### [Required action]
Give the lines again, unchanged, starting with the line containing "Output a JSON" and ending with the last line of the data below.

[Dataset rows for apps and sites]
+ + + + +

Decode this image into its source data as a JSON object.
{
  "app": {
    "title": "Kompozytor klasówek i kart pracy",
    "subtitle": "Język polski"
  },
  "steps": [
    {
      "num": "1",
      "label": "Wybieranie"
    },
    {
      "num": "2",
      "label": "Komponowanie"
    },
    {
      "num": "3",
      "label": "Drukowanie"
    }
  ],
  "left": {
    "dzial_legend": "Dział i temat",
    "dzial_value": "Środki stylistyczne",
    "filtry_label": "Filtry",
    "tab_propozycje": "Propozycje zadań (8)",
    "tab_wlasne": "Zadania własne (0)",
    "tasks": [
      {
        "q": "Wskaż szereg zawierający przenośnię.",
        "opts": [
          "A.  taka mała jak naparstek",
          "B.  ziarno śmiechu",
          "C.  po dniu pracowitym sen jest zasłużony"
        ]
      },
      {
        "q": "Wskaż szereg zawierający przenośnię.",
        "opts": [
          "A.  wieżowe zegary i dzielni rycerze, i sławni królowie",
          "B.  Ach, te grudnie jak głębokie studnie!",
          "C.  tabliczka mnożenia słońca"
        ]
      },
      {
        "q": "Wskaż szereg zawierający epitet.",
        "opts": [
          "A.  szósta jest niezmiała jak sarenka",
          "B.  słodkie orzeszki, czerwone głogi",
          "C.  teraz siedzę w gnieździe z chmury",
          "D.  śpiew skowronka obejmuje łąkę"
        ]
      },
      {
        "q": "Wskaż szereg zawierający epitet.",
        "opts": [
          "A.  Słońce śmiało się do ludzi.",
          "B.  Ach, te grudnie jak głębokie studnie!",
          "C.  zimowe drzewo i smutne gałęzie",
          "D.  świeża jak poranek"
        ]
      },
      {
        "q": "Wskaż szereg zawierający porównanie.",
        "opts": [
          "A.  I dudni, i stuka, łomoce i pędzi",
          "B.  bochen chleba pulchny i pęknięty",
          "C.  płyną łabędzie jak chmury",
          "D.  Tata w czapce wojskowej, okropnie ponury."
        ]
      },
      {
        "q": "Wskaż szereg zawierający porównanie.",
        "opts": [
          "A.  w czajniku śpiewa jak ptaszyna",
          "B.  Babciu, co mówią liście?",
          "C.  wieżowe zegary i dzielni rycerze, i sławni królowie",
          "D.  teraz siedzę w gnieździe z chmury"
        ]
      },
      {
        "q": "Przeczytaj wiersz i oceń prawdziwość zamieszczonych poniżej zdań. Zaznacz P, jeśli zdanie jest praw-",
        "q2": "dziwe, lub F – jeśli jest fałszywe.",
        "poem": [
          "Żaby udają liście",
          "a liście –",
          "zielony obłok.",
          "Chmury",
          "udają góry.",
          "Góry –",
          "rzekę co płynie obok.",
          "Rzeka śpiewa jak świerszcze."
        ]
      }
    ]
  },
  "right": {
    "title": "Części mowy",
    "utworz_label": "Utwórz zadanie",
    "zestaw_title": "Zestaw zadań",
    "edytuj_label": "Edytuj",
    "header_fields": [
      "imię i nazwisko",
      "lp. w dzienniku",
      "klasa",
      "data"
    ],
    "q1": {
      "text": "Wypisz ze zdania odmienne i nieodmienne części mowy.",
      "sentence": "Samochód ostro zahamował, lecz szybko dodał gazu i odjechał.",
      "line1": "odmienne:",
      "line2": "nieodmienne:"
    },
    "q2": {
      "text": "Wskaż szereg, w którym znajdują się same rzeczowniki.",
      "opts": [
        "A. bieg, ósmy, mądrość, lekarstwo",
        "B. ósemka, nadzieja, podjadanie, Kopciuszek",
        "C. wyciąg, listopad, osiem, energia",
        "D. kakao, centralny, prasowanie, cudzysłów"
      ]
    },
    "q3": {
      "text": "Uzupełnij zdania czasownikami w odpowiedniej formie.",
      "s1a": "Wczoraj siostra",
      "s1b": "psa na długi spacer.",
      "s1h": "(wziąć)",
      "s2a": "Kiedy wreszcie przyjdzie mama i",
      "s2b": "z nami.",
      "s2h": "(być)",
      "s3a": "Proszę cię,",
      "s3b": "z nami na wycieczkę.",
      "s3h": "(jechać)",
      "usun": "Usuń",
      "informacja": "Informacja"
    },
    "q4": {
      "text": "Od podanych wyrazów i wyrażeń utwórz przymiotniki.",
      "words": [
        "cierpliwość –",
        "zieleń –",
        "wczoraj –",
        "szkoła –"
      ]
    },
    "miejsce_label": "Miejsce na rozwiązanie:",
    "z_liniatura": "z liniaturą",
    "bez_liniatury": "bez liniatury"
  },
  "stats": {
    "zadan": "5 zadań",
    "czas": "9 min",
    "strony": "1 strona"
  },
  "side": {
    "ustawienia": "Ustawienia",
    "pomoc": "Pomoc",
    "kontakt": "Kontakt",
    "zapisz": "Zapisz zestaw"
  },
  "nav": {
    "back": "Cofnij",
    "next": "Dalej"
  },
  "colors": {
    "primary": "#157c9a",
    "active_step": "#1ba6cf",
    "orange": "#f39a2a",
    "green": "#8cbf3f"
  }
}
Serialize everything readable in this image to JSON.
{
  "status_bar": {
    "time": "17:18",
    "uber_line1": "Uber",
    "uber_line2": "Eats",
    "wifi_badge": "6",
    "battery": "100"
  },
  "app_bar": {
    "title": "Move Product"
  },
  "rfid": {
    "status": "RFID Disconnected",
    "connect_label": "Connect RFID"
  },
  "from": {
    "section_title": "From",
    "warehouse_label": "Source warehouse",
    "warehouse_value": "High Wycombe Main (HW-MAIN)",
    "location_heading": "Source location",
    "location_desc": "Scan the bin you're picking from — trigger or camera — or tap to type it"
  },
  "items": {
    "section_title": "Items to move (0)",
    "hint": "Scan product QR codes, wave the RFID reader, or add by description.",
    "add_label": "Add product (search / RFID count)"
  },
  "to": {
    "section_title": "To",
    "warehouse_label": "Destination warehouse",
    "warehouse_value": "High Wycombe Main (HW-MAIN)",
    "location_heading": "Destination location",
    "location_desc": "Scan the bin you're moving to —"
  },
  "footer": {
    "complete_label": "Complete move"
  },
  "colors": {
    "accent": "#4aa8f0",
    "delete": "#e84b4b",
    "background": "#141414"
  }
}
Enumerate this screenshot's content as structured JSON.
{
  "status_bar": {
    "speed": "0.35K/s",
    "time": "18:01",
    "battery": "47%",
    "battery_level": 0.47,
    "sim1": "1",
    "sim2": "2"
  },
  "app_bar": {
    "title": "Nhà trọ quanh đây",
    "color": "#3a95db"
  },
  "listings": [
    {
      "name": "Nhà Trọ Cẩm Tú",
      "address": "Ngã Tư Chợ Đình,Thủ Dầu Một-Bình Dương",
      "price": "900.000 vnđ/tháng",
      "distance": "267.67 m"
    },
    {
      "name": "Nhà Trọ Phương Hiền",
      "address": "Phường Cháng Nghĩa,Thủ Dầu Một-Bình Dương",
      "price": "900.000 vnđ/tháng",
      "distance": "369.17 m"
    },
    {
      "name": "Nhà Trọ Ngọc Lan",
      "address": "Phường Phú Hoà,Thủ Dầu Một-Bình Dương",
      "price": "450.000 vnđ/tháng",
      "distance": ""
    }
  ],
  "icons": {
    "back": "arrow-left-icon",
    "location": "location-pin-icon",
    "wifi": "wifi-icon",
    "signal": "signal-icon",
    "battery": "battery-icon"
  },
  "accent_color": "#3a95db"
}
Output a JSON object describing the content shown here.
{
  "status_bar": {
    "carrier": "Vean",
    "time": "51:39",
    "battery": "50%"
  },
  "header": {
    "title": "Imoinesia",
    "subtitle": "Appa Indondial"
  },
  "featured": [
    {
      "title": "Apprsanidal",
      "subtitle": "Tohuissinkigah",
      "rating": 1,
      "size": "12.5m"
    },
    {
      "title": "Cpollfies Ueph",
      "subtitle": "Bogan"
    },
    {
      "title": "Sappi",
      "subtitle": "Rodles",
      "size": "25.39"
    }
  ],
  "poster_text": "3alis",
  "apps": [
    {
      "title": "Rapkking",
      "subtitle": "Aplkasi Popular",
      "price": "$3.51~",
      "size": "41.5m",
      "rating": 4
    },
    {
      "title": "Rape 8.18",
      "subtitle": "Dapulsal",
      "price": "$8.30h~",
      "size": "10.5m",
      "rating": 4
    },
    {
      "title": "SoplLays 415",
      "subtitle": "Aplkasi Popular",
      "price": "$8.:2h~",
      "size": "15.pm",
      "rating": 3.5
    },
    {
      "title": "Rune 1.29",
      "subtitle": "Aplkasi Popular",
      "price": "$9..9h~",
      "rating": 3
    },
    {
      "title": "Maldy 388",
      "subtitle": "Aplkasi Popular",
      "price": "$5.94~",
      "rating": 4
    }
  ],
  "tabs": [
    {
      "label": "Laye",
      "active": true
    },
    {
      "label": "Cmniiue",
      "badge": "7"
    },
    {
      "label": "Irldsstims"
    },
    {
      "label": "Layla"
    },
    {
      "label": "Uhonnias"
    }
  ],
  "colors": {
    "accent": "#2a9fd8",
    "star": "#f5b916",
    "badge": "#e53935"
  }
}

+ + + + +

### [Exercise result]
Output a JSON object describing the content shown here.
{
  "status_bar": {
    "carrier": "Vean",
    "time": "51:39",
    "battery": "50%"
  },
  "header": {
    "title": "Imoinesia",
    "subtitle": "Appa Indondial"
  },
  "featured": [
    {
      "title": "Apprsanidal",
      "subtitle": "Tohuissinkigah",
      "rating": 1,
      "size": "12.5m"
    },
    {
      "title": "Cpollfies Ueph",
      "subtitle": "Bogan"
    },
    {
      "title": "Sappi",
      "subtitle": "Rodles",
      "size": "25.39"
    }
  ],
  "poster_text": "3alis",
  "apps": [
    {
      "title": "Rapkking",
      "subtitle": "Aplkasi Popular",
      "price": "$3.51~",
      "size": "41.5m",
      "rating": 4
    },
    {
      "title": "Rape 8.18",
      "subtitle": "Dapulsal",
      "price": "$8.30h~",
      "size": "10.5m",
      "rating": 4
    },
    {
      "title": "SoplLays 415",
      "subtitle": "Aplkasi Popular",
      "price": "$8.:2h~",
      "size": "15.pm",
      "rating": 3.5
    },
    {
      "title": "Rune 1.29",
      "subtitle": "Aplkasi Popular",
      "price": "$9..9h~",
      "rating": 3
    },
    {
      "title": "Maldy 388",
      "subtitle": "Aplkasi Popular",
      "price": "$5.94~",
      "rating": 4
    }
  ],
  "tabs": [
    {
      "label": "Laye",
      "active": true
    },
    {
      "label": "Cmniiue",
      "badge": "7"
    },
    {
      "label": "Irldsstims"
    },
    {
      "label": "Layla"
    },
    {
      "label": "Uhonnias"
    }
  ],
  "colors": {
    "accent": "#2a9fd8",
    "star": "#f5b916",
    "badge": "#e53935"
  }
}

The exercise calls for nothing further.